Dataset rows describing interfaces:

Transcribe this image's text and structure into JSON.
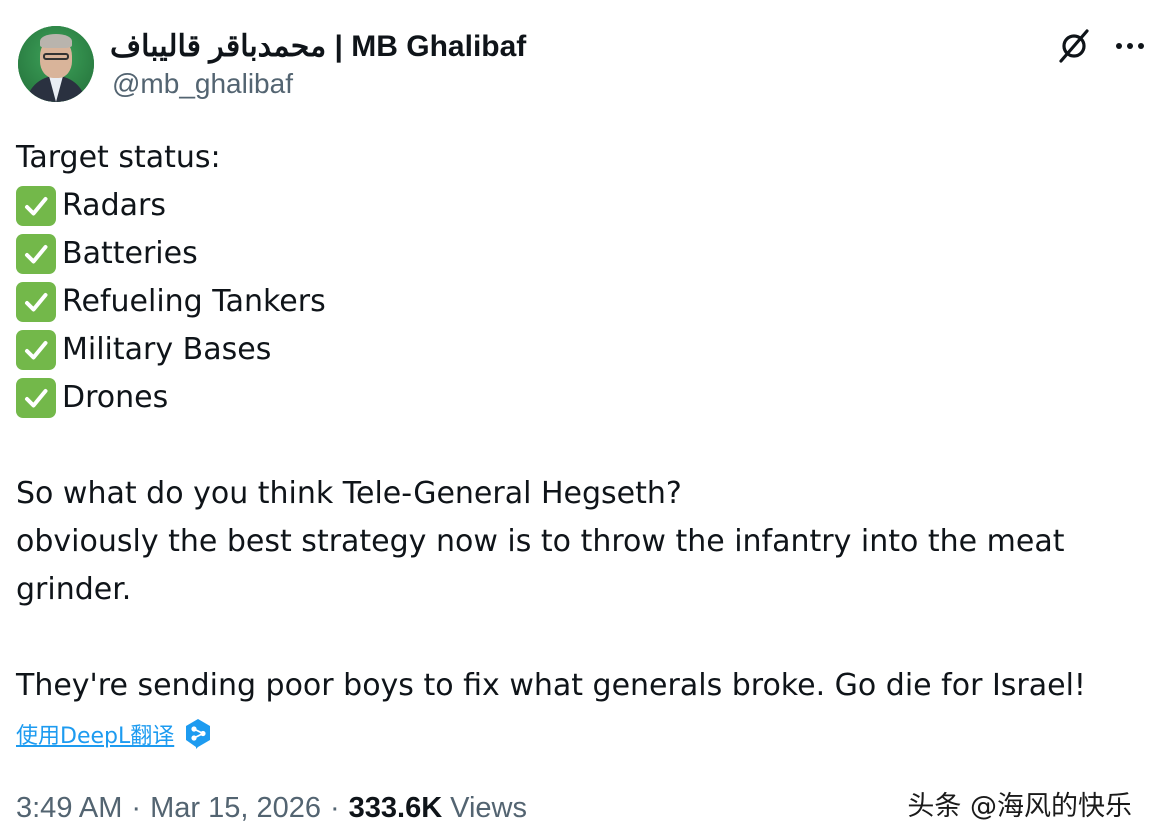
{
  "author": {
    "display_name": "محمدباقر قالیباف | MB Ghalibaf",
    "handle": "@mb_ghalibaf",
    "avatar_icon": "user-avatar-photo"
  },
  "header_actions": {
    "grok_icon": "grok-icon",
    "more_icon": "more-options-icon"
  },
  "tweet": {
    "intro": "Target status:",
    "checklist": [
      "Radars",
      "Batteries",
      "Refueling Tankers",
      "Military Bases",
      "Drones"
    ],
    "check_icon": "check-mark-button-emoji",
    "paragraph1_line1": "So what do you think Tele-General Hegseth?",
    "paragraph1_line2": "obviously the best strategy now is to throw the infantry into the meat grinder.",
    "paragraph2": "They're sending poor boys to fix what generals broke. Go die for Israel!"
  },
  "translate": {
    "label": "使用DeepL翻译",
    "icon": "deepl-icon"
  },
  "meta": {
    "time": "3:49 AM",
    "separator": "·",
    "date": "Mar 15, 2026",
    "views_count": "333.6K",
    "views_label": "Views"
  },
  "watermark": "头条 @海风的快乐",
  "colors": {
    "text": "#0f1419",
    "secondary": "#536471",
    "link": "#1d9bf0",
    "check_bg": "#73b84a"
  }
}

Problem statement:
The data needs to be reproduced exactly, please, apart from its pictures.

Solution to this problem:
Transcribe this image's text and structure into JSON.
{
  "author": {
    "display_name": "محمدباقر قالیباف | MB Ghalibaf",
    "handle": "@mb_ghalibaf",
    "avatar_icon": "user-avatar-photo"
  },
  "header_actions": {
    "grok_icon": "grok-icon",
    "more_icon": "more-options-icon"
  },
  "tweet": {
    "intro": "Target status:",
    "checklist": [
      "Radars",
      "Batteries",
      "Refueling Tankers",
      "Military Bases",
      "Drones"
    ],
    "check_icon": "check-mark-button-emoji",
    "paragraph1_line1": "So what do you think Tele-General Hegseth?",
    "paragraph1_line2": "obviously the best strategy now is to throw the infantry into the meat grinder.",
    "paragraph2": "They're sending poor boys to fix what generals broke. Go die for Israel!"
  },
  "translate": {
    "label": "使用DeepL翻译",
    "icon": "deepl-icon"
  },
  "meta": {
    "time": "3:49 AM",
    "separator": "·",
    "date": "Mar 15, 2026",
    "views_count": "333.6K",
    "views_label": "Views"
  },
  "watermark": "头条 @海风的快乐",
  "colors": {
    "text": "#0f1419",
    "secondary": "#536471",
    "link": "#1d9bf0",
    "check_bg": "#73b84a"
  }
}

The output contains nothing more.